▶ [EXERCISE REQUIREMENTS]:
Omitting every picture, output the records below exactly, please.

▶ [TASK INPUT]:
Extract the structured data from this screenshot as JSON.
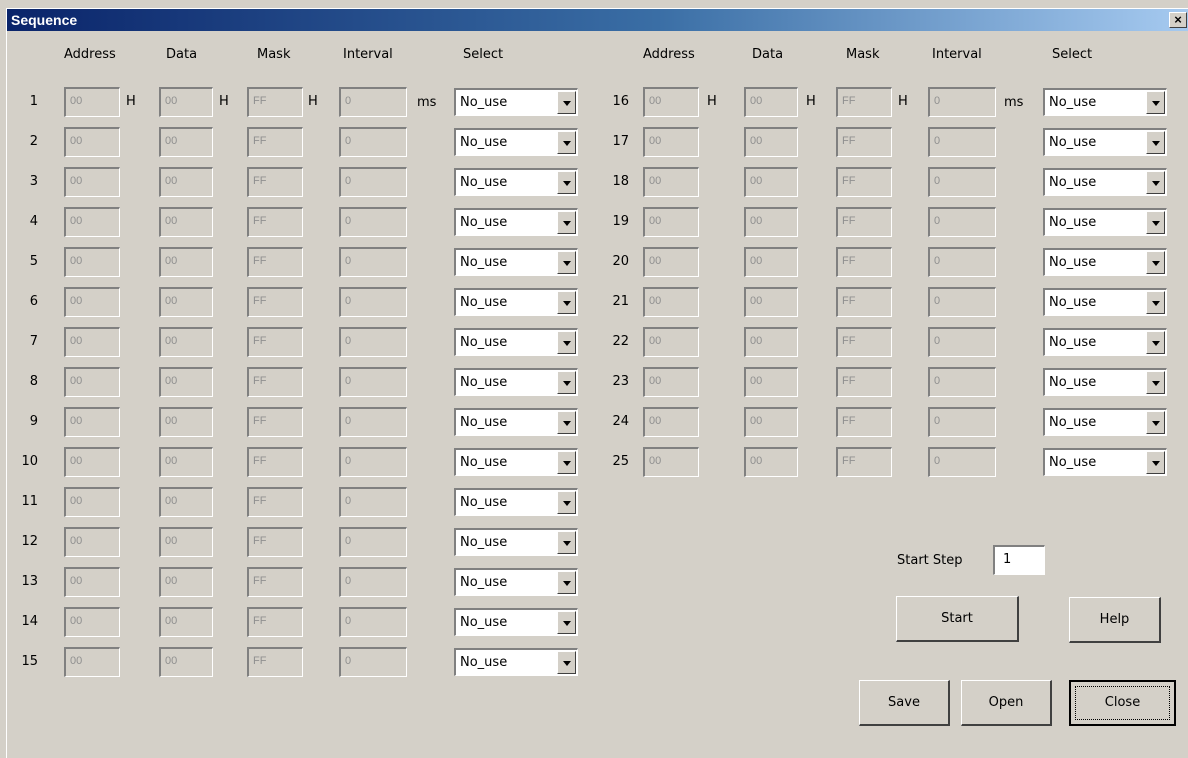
{
  "window": {
    "title": "Sequence",
    "close_glyph": "×"
  },
  "headers": {
    "address": "Address",
    "data": "Data",
    "mask": "Mask",
    "interval": "Interval",
    "select": "Select"
  },
  "units": {
    "hex": "H",
    "ms": "ms"
  },
  "rows": [
    {
      "num": "1",
      "address": "00",
      "data": "00",
      "mask": "FF",
      "interval": "0",
      "select": "No_use"
    },
    {
      "num": "2",
      "address": "00",
      "data": "00",
      "mask": "FF",
      "interval": "0",
      "select": "No_use"
    },
    {
      "num": "3",
      "address": "00",
      "data": "00",
      "mask": "FF",
      "interval": "0",
      "select": "No_use"
    },
    {
      "num": "4",
      "address": "00",
      "data": "00",
      "mask": "FF",
      "interval": "0",
      "select": "No_use"
    },
    {
      "num": "5",
      "address": "00",
      "data": "00",
      "mask": "FF",
      "interval": "0",
      "select": "No_use"
    },
    {
      "num": "6",
      "address": "00",
      "data": "00",
      "mask": "FF",
      "interval": "0",
      "select": "No_use"
    },
    {
      "num": "7",
      "address": "00",
      "data": "00",
      "mask": "FF",
      "interval": "0",
      "select": "No_use"
    },
    {
      "num": "8",
      "address": "00",
      "data": "00",
      "mask": "FF",
      "interval": "0",
      "select": "No_use"
    },
    {
      "num": "9",
      "address": "00",
      "data": "00",
      "mask": "FF",
      "interval": "0",
      "select": "No_use"
    },
    {
      "num": "10",
      "address": "00",
      "data": "00",
      "mask": "FF",
      "interval": "0",
      "select": "No_use"
    },
    {
      "num": "11",
      "address": "00",
      "data": "00",
      "mask": "FF",
      "interval": "0",
      "select": "No_use"
    },
    {
      "num": "12",
      "address": "00",
      "data": "00",
      "mask": "FF",
      "interval": "0",
      "select": "No_use"
    },
    {
      "num": "13",
      "address": "00",
      "data": "00",
      "mask": "FF",
      "interval": "0",
      "select": "No_use"
    },
    {
      "num": "14",
      "address": "00",
      "data": "00",
      "mask": "FF",
      "interval": "0",
      "select": "No_use"
    },
    {
      "num": "15",
      "address": "00",
      "data": "00",
      "mask": "FF",
      "interval": "0",
      "select": "No_use"
    },
    {
      "num": "16",
      "address": "00",
      "data": "00",
      "mask": "FF",
      "interval": "0",
      "select": "No_use"
    },
    {
      "num": "17",
      "address": "00",
      "data": "00",
      "mask": "FF",
      "interval": "0",
      "select": "No_use"
    },
    {
      "num": "18",
      "address": "00",
      "data": "00",
      "mask": "FF",
      "interval": "0",
      "select": "No_use"
    },
    {
      "num": "19",
      "address": "00",
      "data": "00",
      "mask": "FF",
      "interval": "0",
      "select": "No_use"
    },
    {
      "num": "20",
      "address": "00",
      "data": "00",
      "mask": "FF",
      "interval": "0",
      "select": "No_use"
    },
    {
      "num": "21",
      "address": "00",
      "data": "00",
      "mask": "FF",
      "interval": "0",
      "select": "No_use"
    },
    {
      "num": "22",
      "address": "00",
      "data": "00",
      "mask": "FF",
      "interval": "0",
      "select": "No_use"
    },
    {
      "num": "23",
      "address": "00",
      "data": "00",
      "mask": "FF",
      "interval": "0",
      "select": "No_use"
    },
    {
      "num": "24",
      "address": "00",
      "data": "00",
      "mask": "FF",
      "interval": "0",
      "select": "No_use"
    },
    {
      "num": "25",
      "address": "00",
      "data": "00",
      "mask": "FF",
      "interval": "0",
      "select": "No_use"
    }
  ],
  "start_step": {
    "label": "Start Step",
    "value": "1"
  },
  "buttons": {
    "start": "Start",
    "help": "Help",
    "save": "Save",
    "open": "Open",
    "close": "Close"
  }
}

▶ [RESPONSE BELOW]:
Extract the structured data from this screenshot as JSON.
{
  "window": {
    "title": "Sequence",
    "close_glyph": "×"
  },
  "headers": {
    "address": "Address",
    "data": "Data",
    "mask": "Mask",
    "interval": "Interval",
    "select": "Select"
  },
  "units": {
    "hex": "H",
    "ms": "ms"
  },
  "rows": [
    {
      "num": "1",
      "address": "00",
      "data": "00",
      "mask": "FF",
      "interval": "0",
      "select": "No_use"
    },
    {
      "num": "2",
      "address": "00",
      "data": "00",
      "mask": "FF",
      "interval": "0",
      "select": "No_use"
    },
    {
      "num": "3",
      "address": "00",
      "data": "00",
      "mask": "FF",
      "interval": "0",
      "select": "No_use"
    },
    {
      "num": "4",
      "address": "00",
      "data": "00",
      "mask": "FF",
      "interval": "0",
      "select": "No_use"
    },
    {
      "num": "5",
      "address": "00",
      "data": "00",
      "mask": "FF",
      "interval": "0",
      "select": "No_use"
    },
    {
      "num": "6",
      "address": "00",
      "data": "00",
      "mask": "FF",
      "interval": "0",
      "select": "No_use"
    },
    {
      "num": "7",
      "address": "00",
      "data": "00",
      "mask": "FF",
      "interval": "0",
      "select": "No_use"
    },
    {
      "num": "8",
      "address": "00",
      "data": "00",
      "mask": "FF",
      "interval": "0",
      "select": "No_use"
    },
    {
      "num": "9",
      "address": "00",
      "data": "00",
      "mask": "FF",
      "interval": "0",
      "select": "No_use"
    },
    {
      "num": "10",
      "address": "00",
      "data": "00",
      "mask": "FF",
      "interval": "0",
      "select": "No_use"
    },
    {
      "num": "11",
      "address": "00",
      "data": "00",
      "mask": "FF",
      "interval": "0",
      "select": "No_use"
    },
    {
      "num": "12",
      "address": "00",
      "data": "00",
      "mask": "FF",
      "interval": "0",
      "select": "No_use"
    },
    {
      "num": "13",
      "address": "00",
      "data": "00",
      "mask": "FF",
      "interval": "0",
      "select": "No_use"
    },
    {
      "num": "14",
      "address": "00",
      "data": "00",
      "mask": "FF",
      "interval": "0",
      "select": "No_use"
    },
    {
      "num": "15",
      "address": "00",
      "data": "00",
      "mask": "FF",
      "interval": "0",
      "select": "No_use"
    },
    {
      "num": "16",
      "address": "00",
      "data": "00",
      "mask": "FF",
      "interval": "0",
      "select": "No_use"
    },
    {
      "num": "17",
      "address": "00",
      "data": "00",
      "mask": "FF",
      "interval": "0",
      "select": "No_use"
    },
    {
      "num": "18",
      "address": "00",
      "data": "00",
      "mask": "FF",
      "interval": "0",
      "select": "No_use"
    },
    {
      "num": "19",
      "address": "00",
      "data": "00",
      "mask": "FF",
      "interval": "0",
      "select": "No_use"
    },
    {
      "num": "20",
      "address": "00",
      "data": "00",
      "mask": "FF",
      "interval": "0",
      "select": "No_use"
    },
    {
      "num": "21",
      "address": "00",
      "data": "00",
      "mask": "FF",
      "interval": "0",
      "select": "No_use"
    },
    {
      "num": "22",
      "address": "00",
      "data": "00",
      "mask": "FF",
      "interval": "0",
      "select": "No_use"
    },
    {
      "num": "23",
      "address": "00",
      "data": "00",
      "mask": "FF",
      "interval": "0",
      "select": "No_use"
    },
    {
      "num": "24",
      "address": "00",
      "data": "00",
      "mask": "FF",
      "interval": "0",
      "select": "No_use"
    },
    {
      "num": "25",
      "address": "00",
      "data": "00",
      "mask": "FF",
      "interval": "0",
      "select": "No_use"
    }
  ],
  "start_step": {
    "label": "Start Step",
    "value": "1"
  },
  "buttons": {
    "start": "Start",
    "help": "Help",
    "save": "Save",
    "open": "Open",
    "close": "Close"
  }
}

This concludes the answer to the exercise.